## TASK STATEMENT
In the records that follow, locate every line with "formativa" and extract it.

===== GIVEN DATA =====

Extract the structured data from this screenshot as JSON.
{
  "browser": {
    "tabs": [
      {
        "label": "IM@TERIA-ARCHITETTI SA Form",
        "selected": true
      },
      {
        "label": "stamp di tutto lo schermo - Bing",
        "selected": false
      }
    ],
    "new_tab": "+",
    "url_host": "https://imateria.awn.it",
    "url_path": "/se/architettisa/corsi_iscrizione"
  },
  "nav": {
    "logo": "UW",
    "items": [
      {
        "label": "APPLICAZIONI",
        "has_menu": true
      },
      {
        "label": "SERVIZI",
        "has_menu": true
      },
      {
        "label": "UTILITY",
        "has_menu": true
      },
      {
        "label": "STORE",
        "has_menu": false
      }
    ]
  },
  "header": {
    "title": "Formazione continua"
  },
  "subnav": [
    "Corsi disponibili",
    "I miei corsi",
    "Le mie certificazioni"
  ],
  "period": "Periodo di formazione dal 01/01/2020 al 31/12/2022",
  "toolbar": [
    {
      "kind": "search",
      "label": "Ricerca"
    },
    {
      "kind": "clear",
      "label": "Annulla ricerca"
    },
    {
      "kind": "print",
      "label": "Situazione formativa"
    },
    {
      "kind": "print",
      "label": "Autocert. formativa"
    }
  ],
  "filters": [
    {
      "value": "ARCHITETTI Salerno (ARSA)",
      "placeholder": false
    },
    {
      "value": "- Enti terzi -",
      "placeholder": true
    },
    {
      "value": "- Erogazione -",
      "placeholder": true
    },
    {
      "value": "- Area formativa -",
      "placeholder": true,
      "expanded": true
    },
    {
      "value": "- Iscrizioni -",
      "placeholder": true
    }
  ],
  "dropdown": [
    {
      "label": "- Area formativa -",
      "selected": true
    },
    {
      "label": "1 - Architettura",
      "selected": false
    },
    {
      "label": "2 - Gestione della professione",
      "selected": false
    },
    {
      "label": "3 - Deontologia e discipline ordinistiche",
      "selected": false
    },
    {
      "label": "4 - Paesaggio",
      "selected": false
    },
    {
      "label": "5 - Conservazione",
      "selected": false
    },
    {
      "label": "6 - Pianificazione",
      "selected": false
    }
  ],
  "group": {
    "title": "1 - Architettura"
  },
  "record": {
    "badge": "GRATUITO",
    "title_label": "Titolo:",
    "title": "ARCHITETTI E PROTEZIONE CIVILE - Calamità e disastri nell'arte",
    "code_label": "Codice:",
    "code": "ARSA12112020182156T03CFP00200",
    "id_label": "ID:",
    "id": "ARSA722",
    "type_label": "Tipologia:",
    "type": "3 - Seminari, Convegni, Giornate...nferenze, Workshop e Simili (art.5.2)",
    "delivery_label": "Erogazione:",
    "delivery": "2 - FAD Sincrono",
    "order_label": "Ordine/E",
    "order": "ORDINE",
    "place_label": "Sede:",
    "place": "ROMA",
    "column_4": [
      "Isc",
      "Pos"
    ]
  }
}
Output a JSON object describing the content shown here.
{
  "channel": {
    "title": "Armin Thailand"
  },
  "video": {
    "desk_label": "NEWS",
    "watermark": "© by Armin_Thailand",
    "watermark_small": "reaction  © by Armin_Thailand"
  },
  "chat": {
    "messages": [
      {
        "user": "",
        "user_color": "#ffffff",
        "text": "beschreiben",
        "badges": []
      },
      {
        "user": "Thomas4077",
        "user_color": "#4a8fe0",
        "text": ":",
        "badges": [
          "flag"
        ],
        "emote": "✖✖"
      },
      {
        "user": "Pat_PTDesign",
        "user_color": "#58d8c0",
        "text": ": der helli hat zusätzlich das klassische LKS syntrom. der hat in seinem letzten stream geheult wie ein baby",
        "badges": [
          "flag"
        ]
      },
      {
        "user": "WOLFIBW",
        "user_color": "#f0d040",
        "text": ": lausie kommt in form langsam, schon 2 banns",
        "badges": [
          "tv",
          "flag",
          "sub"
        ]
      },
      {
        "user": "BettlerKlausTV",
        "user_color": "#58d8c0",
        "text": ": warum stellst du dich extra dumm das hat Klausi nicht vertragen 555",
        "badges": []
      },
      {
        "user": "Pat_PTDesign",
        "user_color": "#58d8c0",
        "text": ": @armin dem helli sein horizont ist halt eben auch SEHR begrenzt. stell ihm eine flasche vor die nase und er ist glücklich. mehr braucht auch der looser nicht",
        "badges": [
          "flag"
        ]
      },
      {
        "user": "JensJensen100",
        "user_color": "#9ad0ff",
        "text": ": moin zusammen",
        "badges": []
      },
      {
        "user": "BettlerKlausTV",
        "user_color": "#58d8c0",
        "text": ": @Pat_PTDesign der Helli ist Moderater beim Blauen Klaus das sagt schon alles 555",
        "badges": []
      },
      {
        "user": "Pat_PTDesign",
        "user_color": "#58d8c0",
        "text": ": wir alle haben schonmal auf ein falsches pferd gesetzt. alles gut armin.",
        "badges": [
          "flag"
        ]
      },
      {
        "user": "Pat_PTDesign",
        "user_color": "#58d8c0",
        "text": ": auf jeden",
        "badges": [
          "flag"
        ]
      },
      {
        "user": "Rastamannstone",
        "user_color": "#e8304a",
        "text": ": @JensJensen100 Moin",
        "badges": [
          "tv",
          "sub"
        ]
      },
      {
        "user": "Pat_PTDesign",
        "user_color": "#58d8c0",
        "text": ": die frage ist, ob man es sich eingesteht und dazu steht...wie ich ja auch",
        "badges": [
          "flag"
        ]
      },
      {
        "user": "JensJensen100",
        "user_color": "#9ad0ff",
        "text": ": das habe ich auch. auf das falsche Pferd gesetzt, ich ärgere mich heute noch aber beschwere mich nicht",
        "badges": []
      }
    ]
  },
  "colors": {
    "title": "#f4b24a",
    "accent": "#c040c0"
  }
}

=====

## REPLY TO THE TASK
      "label": "Situazione formativa"
      "label": "Autocert. formativa"
      "value": "- Area formativa -",
      "label": "- Area formativa -",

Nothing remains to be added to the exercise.